Tim Bray confirms that there are two known active nests in that area, and if there are Eagles sitting in the nest, then it is considered an active nest. Mr. Bray further says that “an active nest does not necessarily have to have eagles in it year-round. Eagles reuse the same nest year after year and they put a lot of energy and effort into building and maintaining them so it’s a major blow to the eagles if their nest is destroyed. They may or may not rebuild. In fact, they may or may not even stay in the area.”
Rather than being an imminent danger to PG&E utility operations, Arborist Alex R. Thomas says “The tree, given its location in a rather open and clear “meadow”, distance from building or public right of way, appears to be a candidate for alternative risk mitigation without the removal of the tree. This would also serve to preserve the wildlife habitat that the tree currently provides.”
According to wildlife.ca.gov Bald Eagles typically build their nest in late December and January, and lay eggs in the nest in mid-January. The hatching and rearing of the young eagles are around mid-February and the fledging (process of acquiring feathers and preparing to leave the nest) is around May. The particular tree in jeopardy has a long (25-30 year) history of housing nesting bald eagles.
According to the Department of Fish & Wildlife website Wildlife.ca.gov, Bald Eagles were once at dire risk of extinction. In the 1970s there were only 30 breeding pairs left in California. Through the dedication of advocates, restrictions on contaminants, protective laws including programs to improve reproductive success and survival, they have made a comeback. The Bald Eagle was removed from the endangered species list in 2007 but remains endangered in California.

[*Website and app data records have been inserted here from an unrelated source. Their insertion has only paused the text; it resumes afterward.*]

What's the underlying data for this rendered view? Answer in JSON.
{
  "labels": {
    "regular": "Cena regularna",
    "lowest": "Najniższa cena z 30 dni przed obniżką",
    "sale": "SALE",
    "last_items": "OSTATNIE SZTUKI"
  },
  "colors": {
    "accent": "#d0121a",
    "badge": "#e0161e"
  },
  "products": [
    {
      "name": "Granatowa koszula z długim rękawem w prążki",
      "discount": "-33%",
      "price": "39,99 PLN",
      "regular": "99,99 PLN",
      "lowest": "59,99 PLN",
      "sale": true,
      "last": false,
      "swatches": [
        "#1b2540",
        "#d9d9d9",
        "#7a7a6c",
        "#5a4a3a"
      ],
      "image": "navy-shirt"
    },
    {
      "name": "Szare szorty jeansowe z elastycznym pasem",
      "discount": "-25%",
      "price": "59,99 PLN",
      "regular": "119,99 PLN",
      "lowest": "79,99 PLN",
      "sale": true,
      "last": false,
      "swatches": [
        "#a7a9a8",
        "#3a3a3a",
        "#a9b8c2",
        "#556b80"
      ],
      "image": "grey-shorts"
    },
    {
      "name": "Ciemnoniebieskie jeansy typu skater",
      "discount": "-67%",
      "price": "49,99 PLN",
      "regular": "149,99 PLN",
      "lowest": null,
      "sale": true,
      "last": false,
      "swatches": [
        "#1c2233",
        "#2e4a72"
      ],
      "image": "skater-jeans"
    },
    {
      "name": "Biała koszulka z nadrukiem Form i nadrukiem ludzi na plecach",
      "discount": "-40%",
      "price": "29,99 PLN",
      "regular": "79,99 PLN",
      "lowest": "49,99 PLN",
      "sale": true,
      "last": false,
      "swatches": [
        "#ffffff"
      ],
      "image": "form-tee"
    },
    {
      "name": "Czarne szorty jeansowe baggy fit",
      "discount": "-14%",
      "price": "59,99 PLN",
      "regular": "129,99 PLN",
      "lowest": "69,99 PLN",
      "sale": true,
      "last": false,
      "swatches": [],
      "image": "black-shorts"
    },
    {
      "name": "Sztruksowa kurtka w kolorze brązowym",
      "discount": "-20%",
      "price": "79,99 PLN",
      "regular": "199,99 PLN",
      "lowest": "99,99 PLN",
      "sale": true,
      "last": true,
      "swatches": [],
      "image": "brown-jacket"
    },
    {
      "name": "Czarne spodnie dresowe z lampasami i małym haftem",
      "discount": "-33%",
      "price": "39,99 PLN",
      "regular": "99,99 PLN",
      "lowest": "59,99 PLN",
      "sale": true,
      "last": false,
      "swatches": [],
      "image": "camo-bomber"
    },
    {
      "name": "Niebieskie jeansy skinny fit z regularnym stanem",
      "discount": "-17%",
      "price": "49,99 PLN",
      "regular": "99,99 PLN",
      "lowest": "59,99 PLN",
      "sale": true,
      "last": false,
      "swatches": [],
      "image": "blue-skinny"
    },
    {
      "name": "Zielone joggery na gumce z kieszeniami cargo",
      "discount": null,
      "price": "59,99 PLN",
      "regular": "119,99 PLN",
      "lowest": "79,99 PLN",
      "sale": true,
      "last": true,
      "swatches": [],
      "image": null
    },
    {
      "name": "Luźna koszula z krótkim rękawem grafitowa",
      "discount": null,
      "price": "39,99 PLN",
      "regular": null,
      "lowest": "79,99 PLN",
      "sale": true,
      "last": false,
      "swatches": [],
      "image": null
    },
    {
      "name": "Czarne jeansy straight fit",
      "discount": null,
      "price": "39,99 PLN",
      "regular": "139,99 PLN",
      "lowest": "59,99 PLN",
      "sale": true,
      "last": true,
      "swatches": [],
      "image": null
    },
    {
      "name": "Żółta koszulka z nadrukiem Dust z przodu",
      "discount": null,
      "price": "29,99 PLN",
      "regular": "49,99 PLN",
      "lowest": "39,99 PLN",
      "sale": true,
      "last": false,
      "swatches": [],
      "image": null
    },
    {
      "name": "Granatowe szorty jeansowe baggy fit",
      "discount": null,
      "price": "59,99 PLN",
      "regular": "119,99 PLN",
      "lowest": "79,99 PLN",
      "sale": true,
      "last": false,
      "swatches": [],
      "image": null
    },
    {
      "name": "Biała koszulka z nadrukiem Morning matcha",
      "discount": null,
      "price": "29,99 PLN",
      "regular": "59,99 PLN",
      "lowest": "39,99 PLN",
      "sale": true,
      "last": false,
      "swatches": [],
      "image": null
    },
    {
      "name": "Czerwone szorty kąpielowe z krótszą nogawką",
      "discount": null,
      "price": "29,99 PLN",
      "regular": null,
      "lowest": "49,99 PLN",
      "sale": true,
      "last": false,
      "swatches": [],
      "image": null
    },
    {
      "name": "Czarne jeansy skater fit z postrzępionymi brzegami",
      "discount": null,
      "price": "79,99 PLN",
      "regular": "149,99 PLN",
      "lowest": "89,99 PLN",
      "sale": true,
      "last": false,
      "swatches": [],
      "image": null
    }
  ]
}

What can the public do if they are concerned? Call the Department of Fish & Wildlife and/or Pacific Gas & Electric and ask about the tree slated to be cut which holds an active bald eagle nest, just days before early nesting season officially begins in California. Donations may be made privately to fund the independent Arborist.
California Department of Fish & Wildlife media has been contacted for a statement and has not returned a comment prior to publication of this letter
The property owners were unable to provide a statement at this time.
As the nest is visible from the road, you may enjoy seeing the tree if it’s still standing at 19261 Ridgeway Hwy in Potter Valley. For more information or to come to visit the tree and discuss helping or if want to support the tree from being cut you may email
Written by Keri Ann Bourne, on my way to the site Potter Valley
Voice or text 707-397-0155 email@example.com